Agora, the movie about the 4th century philosopher/mathematician/astronomer Hypatia and the burning of the Library of Alexandria, never came to any of the theaters around us. This is a shame, as the movie turned out to be quite good (and I had to watch it on the plane - so please consider the fact that my views about the movie have been shaped by looking a small square behind someone else's reclining seat. It is also now available on DVD - so a second viewing is necessary).
My first thought about the movie: It can play as a prequel to the movie Contact. While the setting of the two films is separated by roughly 2000 years, in both cases, the lead character is a scientist, a woman, and an atheist. Both characters are driven by seeking knowledge for the sake of knowledge - and the two movies do a good job of translating their passion on to the screen. But in one film, the character ends up burnt at the stake - and I'm not saying which one. [On a side note, I think both Jodi Foster and Rachel Weisz (Hypatia in Agora) usually pick smart and intelligent films to appear in (and yes, even The Mummy - which basically introduced us to Rachel Weisz)]. But if Hypatia lived today, I can totally see her searching for extra-terrestrial intelligence.
Agora is set in Roman Egypt and depicts the story of the last days of the great library of Alexandria and the rise of Christianity there. Since I was just returning from Egypt, it was fascinating to see familiar hieroglyphics on the temple columns, and the mention of Egyptian gods in the movie (Alexander and his successors had integrated some of the Egyptian gods into their own mythologies. For example, most of the movie is set at the temple of Serapeum - a temple dedicated to Hellenistic-Egyptian god, Serapis).
It is quite clear that the movie is written with the Taliban and the contemporary fundamentalist movements in mind. It is hard not to think of the idiotic destruction of the Buddha statues at Bamiyan by the Taliban. So, yes, the movie does take a clear stance about this issue, but it does portray the appeal of religion in the desire to help others in the face of misery and misfortune. The pagan rulers, in this context, are portrayed as a bit clueless.

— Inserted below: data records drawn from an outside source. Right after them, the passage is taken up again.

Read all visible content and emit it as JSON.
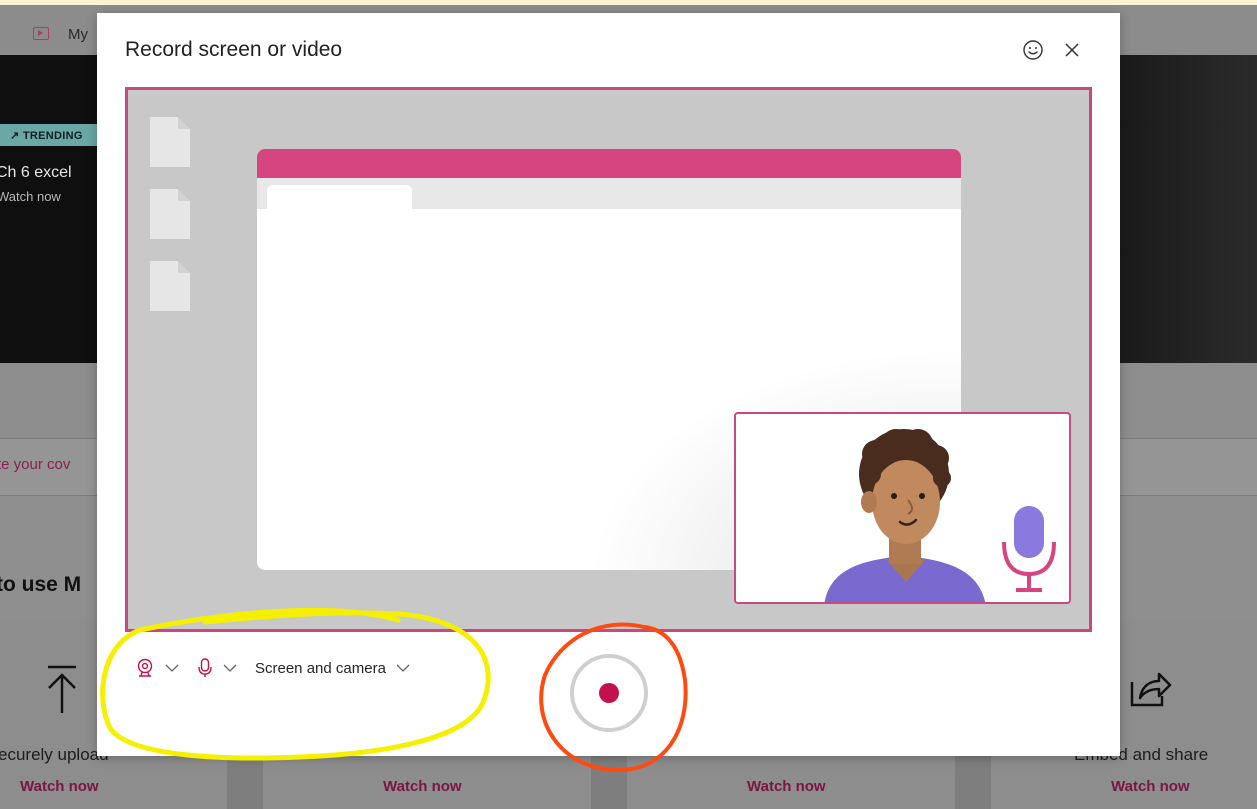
{
  "background": {
    "nav": {
      "label": "My"
    },
    "hero": {
      "badge": "TRENDING",
      "title": "Ch 6 excel",
      "subtitle": "Watch now"
    },
    "cover_link": "te your cov",
    "section_heading": "to use M",
    "tiles": [
      {
        "label": "ecurely upload",
        "watch": "Watch now"
      },
      {
        "label": "",
        "watch": "Watch now"
      },
      {
        "label": "",
        "watch": "Watch now"
      },
      {
        "label": "Embed and share",
        "watch": "Watch now"
      }
    ]
  },
  "dialog": {
    "title": "Record screen or video",
    "icons": {
      "feedback": "smiley-icon",
      "close": "close-icon"
    },
    "controls": {
      "camera_icon": "webcam-icon",
      "mic_icon": "microphone-icon",
      "mode_label": "Screen and camera"
    },
    "record_icon": "record-icon"
  },
  "colors": {
    "accent": "#c8497f",
    "window_bar": "#d64580",
    "record": "#c2114d",
    "highlight_yellow": "#f5f000",
    "highlight_orange": "#ff4a12"
  }
}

The movie is shot in an interesting way. There are some wonderful shots of the camera zooming out from individuals rioting to showing Alexandria from space. This is an interesting strategy for a historical and a non science-fiction film. This could have been gimmicky, but I think it worked quite well in extracting us out of the minutiae of human affairs, to the remind of the cosmic perspective. But it did other things as well. One the zoom-outs started from the scene of charging Christians on to the inner gates of Alexandria, and as the camera zoomed out, the charging Christians more and more looked like ants or insects attacking a prey.
With a few exceptions, the ruling class of pagans is not presented in much of a flattering light either. In fact some of them are too eager to hold on to the power by pleasing the new religious order. But one thing I really liked about the film is that some of the characters actually change in ways that are complex and perhaps more natural. The movie still contains a number of cliches - but some of the added nuances, more or less, balance out those cliches. But I can almost imagining the balance of power shifting in Alexandria as the way it is depicted in Agora (I said "almost"). And I will also give the movie a pass in terms of some questionable history of science (A minor spoiler: I can totally buy heliocentrism at this time, but I think elliptical orbits and Kepler's second law is a bit of a stretch in the movie, and it bugged me a bit. But I need to think a bit more about the possibility of thinking about elliptical orbits in this context in the 4th century AD).
So should you see this movie? Yes, absolutely. This will not be the most amazing movie you have ever seen. However, it is rare that we get movies where the lead character is driven by curiosity and wonder. I would say the same about Contact. The similarities with Contact may not be incidental. Agora is directed by Alejandro Amenabar. After finishing his highly acclaimed film, The Sea Inside, he was taking a break in Malta. While there he got fascinated by the sight of the Milky Way and wanted to do his next movie related to astronomy. And guess what. While doing his research, he ran into Sagan's Cosmos, where Sagan really makes Hypatia as his heroin of the series. In fact, in the first and the last episode, Sagan wanders around the halls of the great Library of Alexandria (created as a model) wondering about the treasures it once held there. If you watch Cosmos, it is hard to ignore Hypatia. Therefore, it is no surprise that Amenabar's Agora also retains a sense of wonder about the universe.
Here is the trailer of Agora, followed by Sagan's discussion of the destruction of the Library of Alexandria.
And here is a bit of Cosmos on Hypatia and the Library of Alexandria. And fantastic that he links the decline to the failure to speak up against social injustices, such as slavery.